LISTED ENTRIES Start Marker

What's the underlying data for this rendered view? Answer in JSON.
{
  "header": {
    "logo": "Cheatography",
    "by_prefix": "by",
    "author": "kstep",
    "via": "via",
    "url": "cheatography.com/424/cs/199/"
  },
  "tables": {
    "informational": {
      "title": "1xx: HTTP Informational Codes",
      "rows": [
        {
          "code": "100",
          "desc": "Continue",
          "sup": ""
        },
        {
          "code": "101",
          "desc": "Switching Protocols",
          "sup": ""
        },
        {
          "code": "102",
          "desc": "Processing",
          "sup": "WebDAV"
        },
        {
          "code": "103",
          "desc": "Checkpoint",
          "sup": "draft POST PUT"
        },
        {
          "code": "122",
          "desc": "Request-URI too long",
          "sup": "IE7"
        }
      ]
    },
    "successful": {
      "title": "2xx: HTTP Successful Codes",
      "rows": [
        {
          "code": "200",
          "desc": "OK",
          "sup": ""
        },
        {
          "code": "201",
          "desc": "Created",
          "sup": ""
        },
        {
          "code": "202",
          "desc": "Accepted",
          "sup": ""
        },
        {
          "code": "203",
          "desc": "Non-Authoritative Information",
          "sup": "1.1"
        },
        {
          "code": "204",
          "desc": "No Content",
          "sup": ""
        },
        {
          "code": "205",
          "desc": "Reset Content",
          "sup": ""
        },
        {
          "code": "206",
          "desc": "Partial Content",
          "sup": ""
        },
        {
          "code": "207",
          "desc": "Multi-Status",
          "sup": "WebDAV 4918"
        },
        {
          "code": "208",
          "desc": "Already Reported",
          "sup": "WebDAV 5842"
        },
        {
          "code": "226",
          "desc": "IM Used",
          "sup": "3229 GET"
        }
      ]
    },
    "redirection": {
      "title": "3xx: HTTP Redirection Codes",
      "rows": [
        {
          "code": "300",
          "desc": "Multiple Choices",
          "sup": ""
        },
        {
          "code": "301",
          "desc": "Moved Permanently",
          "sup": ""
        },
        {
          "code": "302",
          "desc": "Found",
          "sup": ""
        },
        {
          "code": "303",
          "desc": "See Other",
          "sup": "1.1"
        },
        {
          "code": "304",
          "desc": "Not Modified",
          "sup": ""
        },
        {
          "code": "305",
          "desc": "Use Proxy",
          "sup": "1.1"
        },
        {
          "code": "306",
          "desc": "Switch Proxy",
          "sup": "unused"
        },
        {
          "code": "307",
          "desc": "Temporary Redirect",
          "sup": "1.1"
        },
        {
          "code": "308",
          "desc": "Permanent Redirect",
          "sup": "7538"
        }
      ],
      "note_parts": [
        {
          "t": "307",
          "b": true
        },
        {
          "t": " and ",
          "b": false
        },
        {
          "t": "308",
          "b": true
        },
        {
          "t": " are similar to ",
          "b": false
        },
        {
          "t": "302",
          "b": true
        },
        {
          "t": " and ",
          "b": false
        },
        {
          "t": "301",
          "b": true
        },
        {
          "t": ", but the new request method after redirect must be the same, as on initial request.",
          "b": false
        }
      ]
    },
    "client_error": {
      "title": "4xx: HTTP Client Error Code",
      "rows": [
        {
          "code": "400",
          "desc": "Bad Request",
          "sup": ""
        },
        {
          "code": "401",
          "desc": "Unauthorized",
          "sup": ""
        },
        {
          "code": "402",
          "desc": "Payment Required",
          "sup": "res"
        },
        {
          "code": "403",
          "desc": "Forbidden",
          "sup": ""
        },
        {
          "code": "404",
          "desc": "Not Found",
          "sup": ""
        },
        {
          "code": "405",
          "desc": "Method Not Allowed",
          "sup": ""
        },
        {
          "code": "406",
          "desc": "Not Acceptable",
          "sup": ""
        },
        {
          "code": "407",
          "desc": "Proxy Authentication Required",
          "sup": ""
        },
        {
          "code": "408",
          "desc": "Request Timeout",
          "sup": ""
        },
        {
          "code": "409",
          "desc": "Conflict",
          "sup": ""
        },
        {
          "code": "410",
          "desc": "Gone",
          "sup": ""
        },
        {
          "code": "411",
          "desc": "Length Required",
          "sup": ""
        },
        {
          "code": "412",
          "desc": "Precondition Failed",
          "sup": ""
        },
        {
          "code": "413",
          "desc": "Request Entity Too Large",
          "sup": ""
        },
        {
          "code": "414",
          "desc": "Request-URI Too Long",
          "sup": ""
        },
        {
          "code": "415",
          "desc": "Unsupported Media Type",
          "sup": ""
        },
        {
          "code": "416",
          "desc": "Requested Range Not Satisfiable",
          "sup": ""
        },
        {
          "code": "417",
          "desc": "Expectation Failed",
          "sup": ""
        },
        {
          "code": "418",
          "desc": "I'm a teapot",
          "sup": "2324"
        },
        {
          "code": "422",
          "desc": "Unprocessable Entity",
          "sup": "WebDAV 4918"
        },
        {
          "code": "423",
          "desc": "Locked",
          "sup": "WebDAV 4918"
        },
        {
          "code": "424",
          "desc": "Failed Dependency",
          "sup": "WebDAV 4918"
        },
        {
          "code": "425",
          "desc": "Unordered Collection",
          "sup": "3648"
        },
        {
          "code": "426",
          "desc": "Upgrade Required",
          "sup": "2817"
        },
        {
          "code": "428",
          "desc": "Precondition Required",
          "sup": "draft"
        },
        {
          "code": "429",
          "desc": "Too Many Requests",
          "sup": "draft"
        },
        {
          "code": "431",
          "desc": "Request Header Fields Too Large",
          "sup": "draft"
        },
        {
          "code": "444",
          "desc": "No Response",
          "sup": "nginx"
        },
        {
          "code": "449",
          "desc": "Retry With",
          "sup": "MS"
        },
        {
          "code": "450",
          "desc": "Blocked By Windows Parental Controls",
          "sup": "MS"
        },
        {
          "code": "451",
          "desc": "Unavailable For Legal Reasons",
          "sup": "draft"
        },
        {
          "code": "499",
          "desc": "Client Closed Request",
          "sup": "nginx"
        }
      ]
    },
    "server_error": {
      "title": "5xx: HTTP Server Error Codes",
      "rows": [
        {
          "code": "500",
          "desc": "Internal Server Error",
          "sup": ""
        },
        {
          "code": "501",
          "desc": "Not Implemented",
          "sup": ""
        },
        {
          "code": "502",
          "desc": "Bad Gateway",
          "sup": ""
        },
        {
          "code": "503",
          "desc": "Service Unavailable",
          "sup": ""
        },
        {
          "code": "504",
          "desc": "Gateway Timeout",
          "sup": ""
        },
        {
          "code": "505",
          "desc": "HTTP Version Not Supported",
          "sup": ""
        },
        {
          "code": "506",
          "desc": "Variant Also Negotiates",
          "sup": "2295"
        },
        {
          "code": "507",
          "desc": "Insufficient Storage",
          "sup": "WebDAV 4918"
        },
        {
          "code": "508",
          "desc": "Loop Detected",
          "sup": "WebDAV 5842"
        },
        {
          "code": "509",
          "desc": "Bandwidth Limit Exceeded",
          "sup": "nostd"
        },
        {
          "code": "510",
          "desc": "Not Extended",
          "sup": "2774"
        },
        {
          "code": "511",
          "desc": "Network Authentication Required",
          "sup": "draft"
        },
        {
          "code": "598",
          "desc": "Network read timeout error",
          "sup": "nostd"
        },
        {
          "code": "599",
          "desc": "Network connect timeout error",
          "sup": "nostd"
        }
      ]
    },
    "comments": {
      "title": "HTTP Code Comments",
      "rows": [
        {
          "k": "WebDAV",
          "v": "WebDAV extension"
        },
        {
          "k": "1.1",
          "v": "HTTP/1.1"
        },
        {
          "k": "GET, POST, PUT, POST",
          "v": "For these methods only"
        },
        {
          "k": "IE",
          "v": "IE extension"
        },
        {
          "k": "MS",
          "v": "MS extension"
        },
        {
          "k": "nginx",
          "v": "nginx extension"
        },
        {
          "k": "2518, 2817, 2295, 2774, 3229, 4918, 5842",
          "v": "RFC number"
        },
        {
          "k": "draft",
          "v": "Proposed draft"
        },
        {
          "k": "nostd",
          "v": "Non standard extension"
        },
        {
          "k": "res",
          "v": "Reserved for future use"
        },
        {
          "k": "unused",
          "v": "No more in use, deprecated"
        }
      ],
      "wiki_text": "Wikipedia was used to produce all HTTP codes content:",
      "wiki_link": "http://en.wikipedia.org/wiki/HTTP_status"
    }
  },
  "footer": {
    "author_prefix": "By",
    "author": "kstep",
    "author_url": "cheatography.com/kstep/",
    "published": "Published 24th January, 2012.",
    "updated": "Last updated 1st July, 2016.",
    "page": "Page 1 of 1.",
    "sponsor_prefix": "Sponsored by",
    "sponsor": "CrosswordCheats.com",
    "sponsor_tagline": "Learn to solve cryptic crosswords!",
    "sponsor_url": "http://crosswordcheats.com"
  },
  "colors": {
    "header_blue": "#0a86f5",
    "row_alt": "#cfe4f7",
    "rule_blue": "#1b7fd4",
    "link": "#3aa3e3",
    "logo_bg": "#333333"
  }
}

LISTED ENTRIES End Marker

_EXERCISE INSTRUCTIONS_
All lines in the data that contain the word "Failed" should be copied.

_ANSWER TO THIS TASK_
          "desc": "Precondition Failed",
          "desc": "Expectation Failed",
          "desc": "Failed Dependency",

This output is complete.